This paper presents the results on the size effect of a tensile fracture in granite on the shear behavior determined by direct shear tests with a normal stress of 10MPa. Normal and shear stresses were unloaded at designated shear displacements, and the change in the surface topography was measured by using a non-contact surface profile measurement system with a laser profilometer, to determine the evolution of surface damage and aperture during shear. The standard deviation of the initial aperture of the sheared fracture significantly increases with both shear displacement and fracture size, resulting in an increase in the non-linearity of the closure curve with shear displacement. Furthermore, while the shear stiffness of the fracture in the initial stage decreases with fracture size, that in the residual stage increases with fracture size. In addition, it was shown that the damage zones are enlarged and localized with shear displacement and tend to form perpendicular to the shear displacement.

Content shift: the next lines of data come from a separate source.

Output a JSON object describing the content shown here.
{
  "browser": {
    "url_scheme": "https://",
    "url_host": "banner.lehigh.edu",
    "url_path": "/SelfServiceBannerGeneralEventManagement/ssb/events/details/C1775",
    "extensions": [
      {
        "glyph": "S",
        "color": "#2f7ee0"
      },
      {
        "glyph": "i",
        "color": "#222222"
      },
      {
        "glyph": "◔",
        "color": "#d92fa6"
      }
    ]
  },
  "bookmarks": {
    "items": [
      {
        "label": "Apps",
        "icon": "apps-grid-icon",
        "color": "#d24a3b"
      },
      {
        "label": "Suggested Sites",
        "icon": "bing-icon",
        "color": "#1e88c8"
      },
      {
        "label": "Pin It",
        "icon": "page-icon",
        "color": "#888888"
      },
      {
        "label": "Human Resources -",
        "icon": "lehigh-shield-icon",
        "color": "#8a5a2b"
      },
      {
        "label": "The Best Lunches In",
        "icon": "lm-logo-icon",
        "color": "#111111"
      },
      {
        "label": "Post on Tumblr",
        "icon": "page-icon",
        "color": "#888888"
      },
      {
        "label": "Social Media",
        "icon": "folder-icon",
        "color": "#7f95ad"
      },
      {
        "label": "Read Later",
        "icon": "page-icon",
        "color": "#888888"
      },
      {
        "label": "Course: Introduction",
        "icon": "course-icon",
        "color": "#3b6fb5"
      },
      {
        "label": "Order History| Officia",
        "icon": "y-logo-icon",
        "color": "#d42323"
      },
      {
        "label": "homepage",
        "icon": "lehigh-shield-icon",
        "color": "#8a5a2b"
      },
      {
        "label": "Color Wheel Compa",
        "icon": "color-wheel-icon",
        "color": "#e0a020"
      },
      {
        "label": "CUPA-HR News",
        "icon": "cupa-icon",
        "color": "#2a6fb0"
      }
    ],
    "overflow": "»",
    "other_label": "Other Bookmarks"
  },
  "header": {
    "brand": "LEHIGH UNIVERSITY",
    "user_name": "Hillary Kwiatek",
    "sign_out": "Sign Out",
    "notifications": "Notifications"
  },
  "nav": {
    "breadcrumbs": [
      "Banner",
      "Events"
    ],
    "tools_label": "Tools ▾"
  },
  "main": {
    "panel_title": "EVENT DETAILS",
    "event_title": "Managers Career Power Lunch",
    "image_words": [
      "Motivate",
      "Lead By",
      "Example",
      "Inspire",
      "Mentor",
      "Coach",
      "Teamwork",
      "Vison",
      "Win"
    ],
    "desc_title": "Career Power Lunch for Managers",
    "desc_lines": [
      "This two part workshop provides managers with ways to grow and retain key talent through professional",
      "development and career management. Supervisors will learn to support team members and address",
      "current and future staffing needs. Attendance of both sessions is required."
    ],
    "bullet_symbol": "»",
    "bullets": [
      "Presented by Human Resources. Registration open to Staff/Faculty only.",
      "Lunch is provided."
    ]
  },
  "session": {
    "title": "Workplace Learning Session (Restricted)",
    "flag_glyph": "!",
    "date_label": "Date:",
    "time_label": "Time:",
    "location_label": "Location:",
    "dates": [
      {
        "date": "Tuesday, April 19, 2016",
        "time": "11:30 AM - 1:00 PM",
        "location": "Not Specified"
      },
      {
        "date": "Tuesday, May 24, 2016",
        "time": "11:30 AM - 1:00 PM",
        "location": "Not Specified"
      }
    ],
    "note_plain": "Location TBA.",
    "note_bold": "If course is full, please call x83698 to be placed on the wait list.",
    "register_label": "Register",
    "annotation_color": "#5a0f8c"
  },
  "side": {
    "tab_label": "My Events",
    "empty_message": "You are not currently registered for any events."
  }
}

Over the past decade, considerable efforts have been made to better understand the mechanical behavior of rock fractures since it governs that of rock mass. Fractures in rock mass range in scale from a microfissure to a large fault system. Therefore, the size effect on the mechanical behavior of a fracture has to be considered when estimating the mean aperture and the hydraulic conductivity of a fracture under stress. Giwelli et al. (2009) have shown that the closure of a fracture at a given normal stress significantly increases with fracture size. This effect can be attributed to an increase in the standard deviation (SD) of the aperture with fracture size, since the SD of the aperture gives a measure for the matedness of the fracture. Accordingly, fracture size may affect the shear behavior of a fracture.